Organist for Omaha
Lambert Bartak, 94, the organist who entertained baseball fans at Omaha's Rosenblatt Stadium for more than half a century during the College World Series, died Sunday at an assisted living facility in San Diego after a brief illness, according to his son, Jim.
Starting in 1955, Bartak played such standards as "Hello Dolly," "Sweet Georgia Brown," "Take Me Out to the Ball Game" and various college fight songs on his 1940s-era Hammond organ stationed at the far end of the press box in Omaha during the annual series. He retired in 2010.
Bartak also played the organ for minor league baseball's Omaha Royals from 1973 to 2002. In 1988, he was ejected from a game when he played the theme song from "The Mickey Mouse Club" during an on-field argument between the Royals' manager and an umpire over a call.
Bartak was born April 8, 1919, on a farm outside Clarkson, about 85 miles northwest of Omaha. His father, a Czech immigrant, played the accordion for parties. The father sold 20 pigs one year to buy his son an accordion of his own.
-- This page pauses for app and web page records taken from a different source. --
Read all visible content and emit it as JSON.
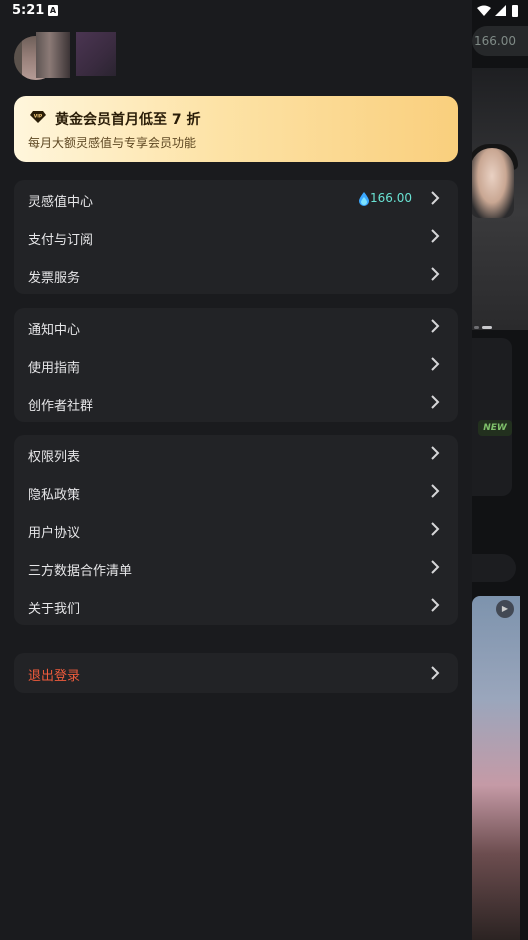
{
  "status_bar": {
    "time": "5:21",
    "notif_glyph": "A"
  },
  "profile": {
    "avatar": "avatar-image"
  },
  "vip_banner": {
    "title": "黄金会员首月低至 7 折",
    "subtitle": "每月大额灵感值与专享会员功能",
    "icon": "vip-diamond-icon"
  },
  "menu": {
    "group1": [
      {
        "label": "灵感值中心",
        "value": "166.00",
        "icon": "drop-icon"
      },
      {
        "label": "支付与订阅"
      },
      {
        "label": "发票服务"
      }
    ],
    "group2": [
      {
        "label": "通知中心"
      },
      {
        "label": "使用指南"
      },
      {
        "label": "创作者社群"
      }
    ],
    "group3": [
      {
        "label": "权限列表"
      },
      {
        "label": "隐私政策"
      },
      {
        "label": "用户协议"
      },
      {
        "label": "三方数据合作清单"
      },
      {
        "label": "关于我们"
      }
    ],
    "logout": {
      "label": "退出登录"
    }
  },
  "background_app": {
    "balance": "166.00",
    "badge": "NEW"
  },
  "colors": {
    "accent_value": "#69e2d2",
    "logout": "#ee5b3c",
    "vip_gold": "#f9cf7d"
  }
}
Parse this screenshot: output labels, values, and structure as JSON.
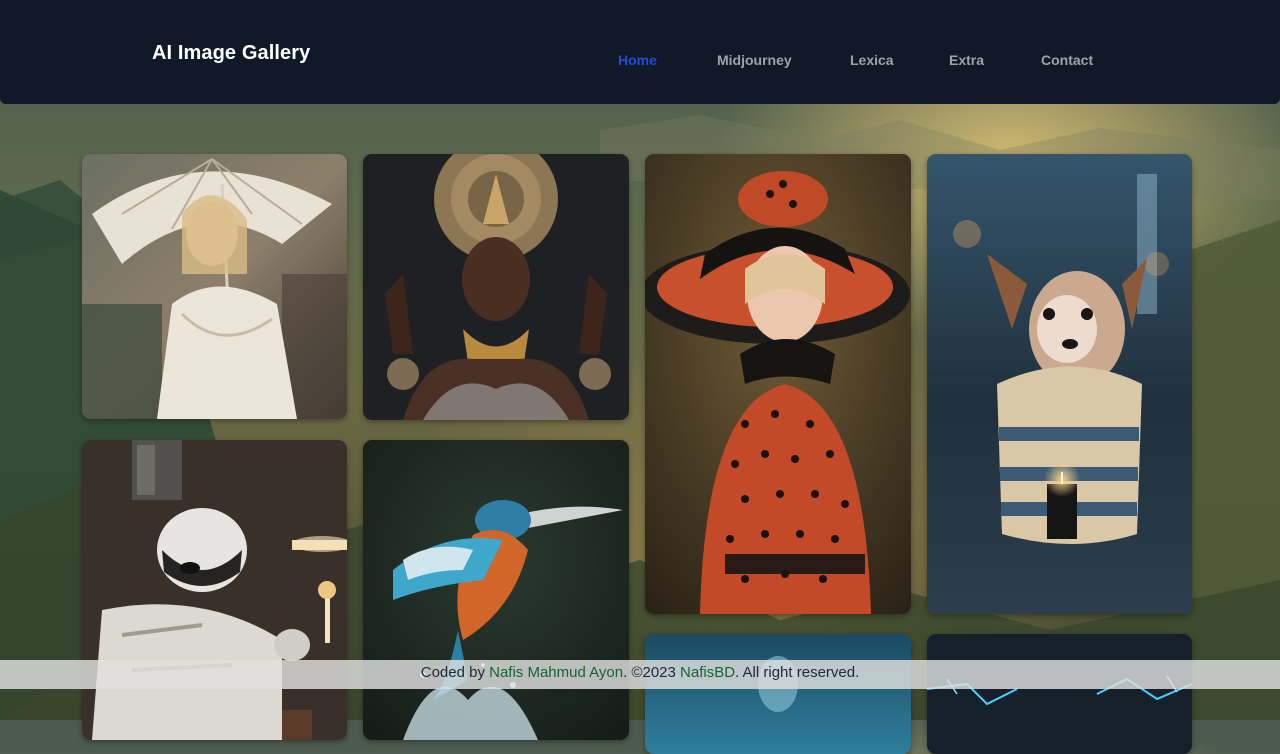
{
  "header": {
    "brand": "AI Image Gallery",
    "nav": [
      {
        "label": "Home",
        "active": true
      },
      {
        "label": "Midjourney",
        "active": false
      },
      {
        "label": "Lexica",
        "active": false
      },
      {
        "label": "Extra",
        "active": false
      },
      {
        "label": "Contact",
        "active": false
      }
    ]
  },
  "gallery": {
    "images": [
      {
        "subject": "woman-with-umbrella"
      },
      {
        "subject": "woman-golden-headdress"
      },
      {
        "subject": "woman-polka-dot-hat"
      },
      {
        "subject": "puppy-in-sweater"
      },
      {
        "subject": "stormtrooper-with-candle"
      },
      {
        "subject": "kingfisher-diving"
      },
      {
        "subject": "blue-scene-partial"
      },
      {
        "subject": "electric-scene-partial"
      }
    ]
  },
  "footer": {
    "prefix": "Coded by ",
    "author": "Nafis Mahmud Ayon",
    "middle": ". ©2023 ",
    "brand": "NafisBD",
    "suffix": ". All right reserved."
  },
  "colors": {
    "navbar_bg": "#111827",
    "nav_active": "#1d4ed8",
    "nav_inactive": "#9ca3af",
    "footer_link": "#166534"
  }
}
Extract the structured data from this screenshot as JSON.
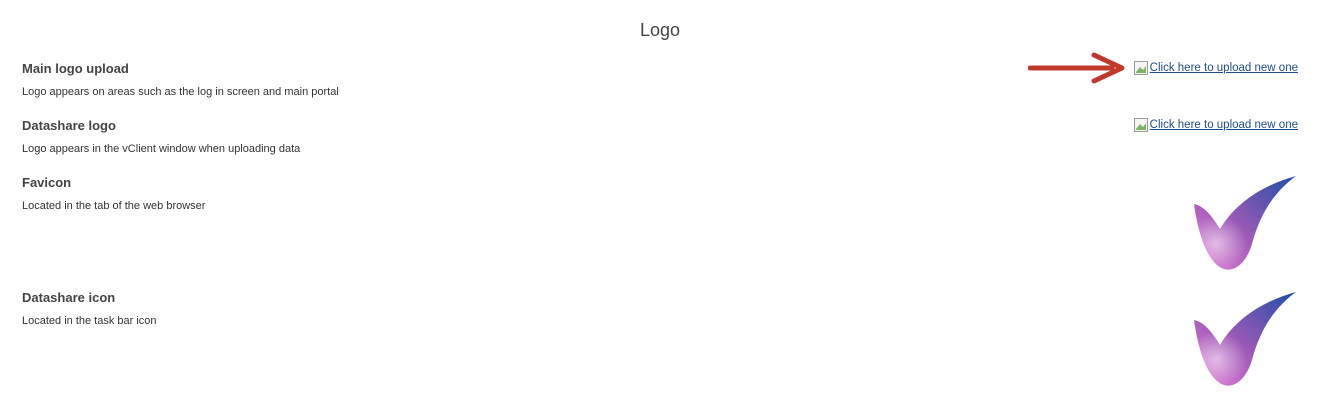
{
  "page": {
    "title": "Logo"
  },
  "settings": [
    {
      "title": "Main logo upload",
      "description": "Logo appears on areas such as the log in screen and main portal",
      "upload_link": "Click here to upload new one"
    },
    {
      "title": "Datashare logo",
      "description": "Logo appears in the vClient window when uploading data",
      "upload_link": "Click here to upload new one"
    },
    {
      "title": "Favicon",
      "description": "Located in the tab of the web browser"
    },
    {
      "title": "Datashare icon",
      "description": "Located in the task bar icon"
    }
  ],
  "colors": {
    "arrow": "#c0392b",
    "link": "#1f4e8c",
    "check_gradient_start": "#e57ed6",
    "check_gradient_mid": "#9b59b6",
    "check_gradient_end": "#1f4fa8"
  },
  "icons": {
    "arrow": "arrow-right-icon",
    "broken_image": "broken-image-icon",
    "favicon_preview": "checkmark-swoosh-icon",
    "datashare_icon_preview": "checkmark-swoosh-icon"
  }
}
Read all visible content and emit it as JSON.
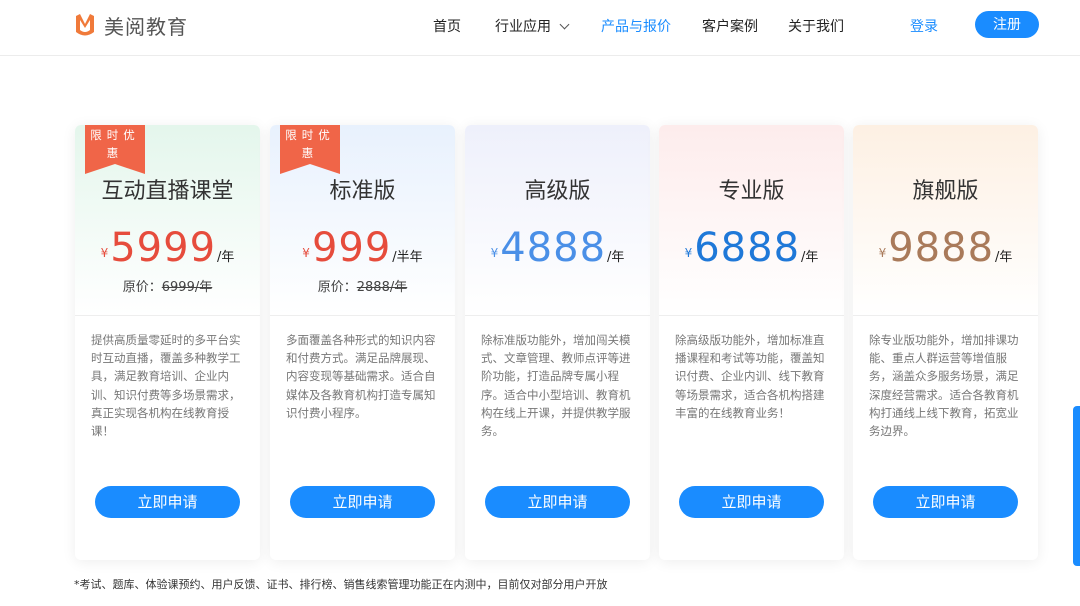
{
  "header": {
    "brand": "美阅教育",
    "nav": [
      {
        "label": "首页",
        "active": false
      },
      {
        "label": "行业应用",
        "active": false,
        "dropdown": true
      },
      {
        "label": "产品与报价",
        "active": true
      },
      {
        "label": "客户案例",
        "active": false
      },
      {
        "label": "关于我们",
        "active": false
      }
    ],
    "login": "登录",
    "register": "注册"
  },
  "plans": [
    {
      "name": "互动直播课堂",
      "badge": "限时优惠",
      "currency": "¥",
      "price": "5999",
      "unit": "/年",
      "original_label": "原价：",
      "original_price": "6999/年",
      "price_color": "#e64c3c",
      "description": "提供高质量零延时的多平台实时互动直播，覆盖多种教学工具，满足教育培训、企业内训、知识付费等多场景需求，真正实现各机构在线教育授课！",
      "button": "立即申请",
      "gradient": [
        "#e4f6ec",
        "#ffffff"
      ]
    },
    {
      "name": "标准版",
      "badge": "限时优惠",
      "currency": "¥",
      "price": "999",
      "unit": "/半年",
      "original_label": "原价：",
      "original_price": "2888/年",
      "price_color": "#e64c3c",
      "description": "多面覆盖各种形式的知识内容和付费方式。满足品牌展现、内容变现等基础需求。适合自媒体及各教育机构打造专属知识付费小程序。",
      "button": "立即申请",
      "gradient": [
        "#e8f1fd",
        "#ffffff"
      ]
    },
    {
      "name": "高级版",
      "currency": "¥",
      "price": "4888",
      "unit": "/年",
      "price_color": "#4a8fe7",
      "description": "除标准版功能外，增加闯关模式、文章管理、教师点评等进阶功能，打造品牌专属小程序。适合中小型培训、教育机构在线上开课，并提供教学服务。",
      "button": "立即申请",
      "gradient": [
        "#eef0fb",
        "#ffffff"
      ]
    },
    {
      "name": "专业版",
      "currency": "¥",
      "price": "6888",
      "unit": "/年",
      "price_color": "#1f78d8",
      "description": "除高级版功能外，增加标准直播课程和考试等功能，覆盖知识付费、企业内训、线下教育等场景需求，适合各机构搭建丰富的在线教育业务！",
      "button": "立即申请",
      "gradient": [
        "#fdecec",
        "#ffffff"
      ]
    },
    {
      "name": "旗舰版",
      "currency": "¥",
      "price": "9888",
      "unit": "/年",
      "price_color": "#a97a5a",
      "description": "除专业版功能外，增加排课功能、重点人群运营等增值服务，涵盖众多服务场景，满足深度经营需求。适合各教育机构打通线上线下教育，拓宽业务边界。",
      "button": "立即申请",
      "gradient": [
        "#fdf0e3",
        "#ffffff"
      ]
    }
  ],
  "footnote": "*考试、题库、体验课预约、用户反馈、证书、排行榜、销售线索管理功能正在内测中，目前仅对部分用户开放",
  "colors": {
    "accent": "#1a8cff",
    "badge": "#f06548"
  }
}
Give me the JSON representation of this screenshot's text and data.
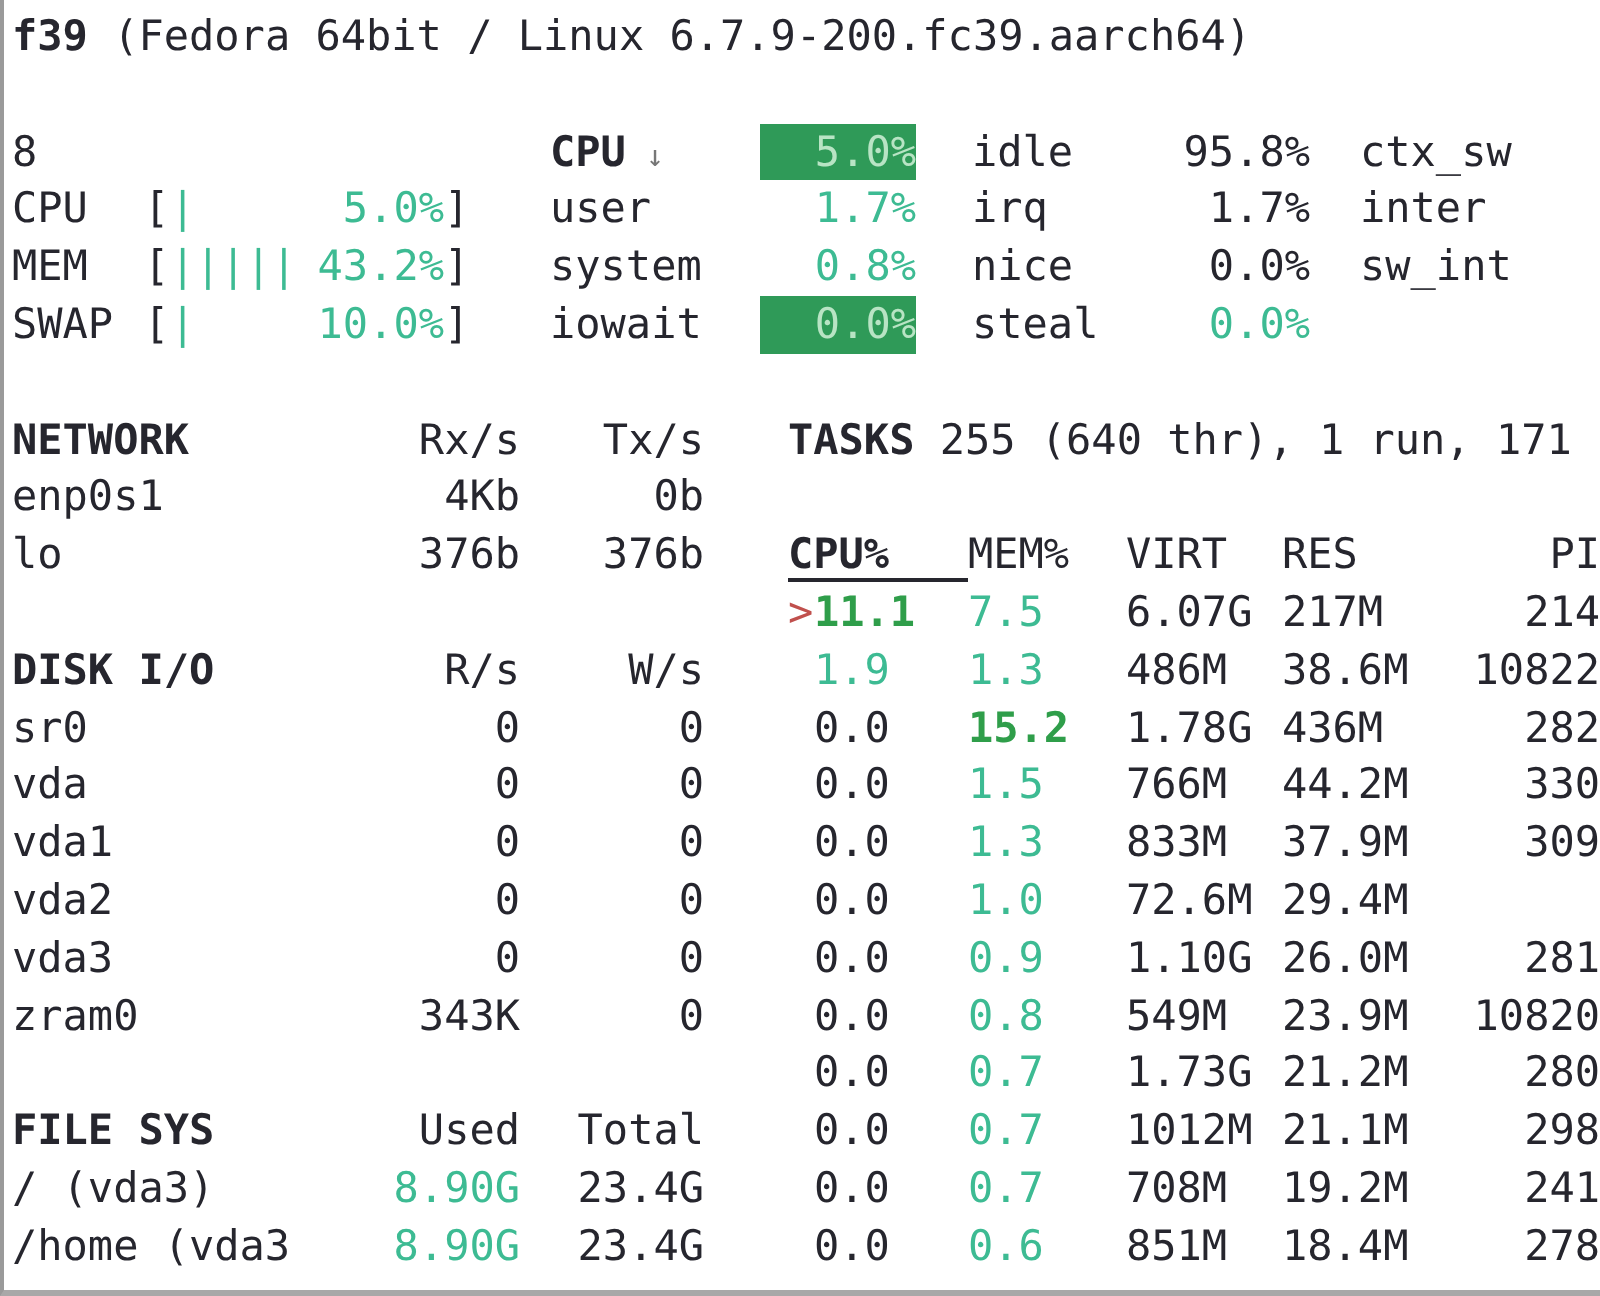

When the U.S. entered World War II, Bartak joined
After returning, he became known as an accomplished accordionist who had his own radio and TV shows in the 1940s and '50s.
Longtime collector of
Yiddish folk music
Chana Mlotek, 91, a noted archivist of Yiddish folk music and an impassioned collector of Yiddish songs from the shtetls of Europe, died of cancer Monday at her Bronx home, said her son Zalmen, the artistic director of the National Yiddish Theater-Folksbiene.
Nobel laureate Isaac Bashevis Singer once called Mlotek and her husband, Joseph, "the Sherlock Holmeses of Yiddish folk songs."
In her job as music archivist at the YIVO Institute for Jewish Research, people would come to Mlotek and say, "I only remember one Yiddish song from my mother, and of that song I only remember one line. And, unfortunately, from that one line I only remember two or three words," according to Itzik Gottesman of the Forward newspaper, who recalled working with Mlotek at YIVO.
Mlotek almost always found a copy of the song the person was seeking, Gottesman wrote in a blog post on the Forward's website.
The Mloteks wrote a newspaper column called "Pearls of Yiddish Poetry" for the Yiddish edition of the Forward for more than 43 years, and she worked at YIVO for 65 years, almost to her death.
Mlotek was born Eleanor Chana Gordon in Brooklyn on April 9, 1922, and was a native Yiddish speaker. Her Russian immigrant parents worked in the garment industry.
She studied piano with Jacob Hellman, a student of Liszt, and in the late 1940s studied Yiddish folklore under Max Weinreich at
Times staff and wire reports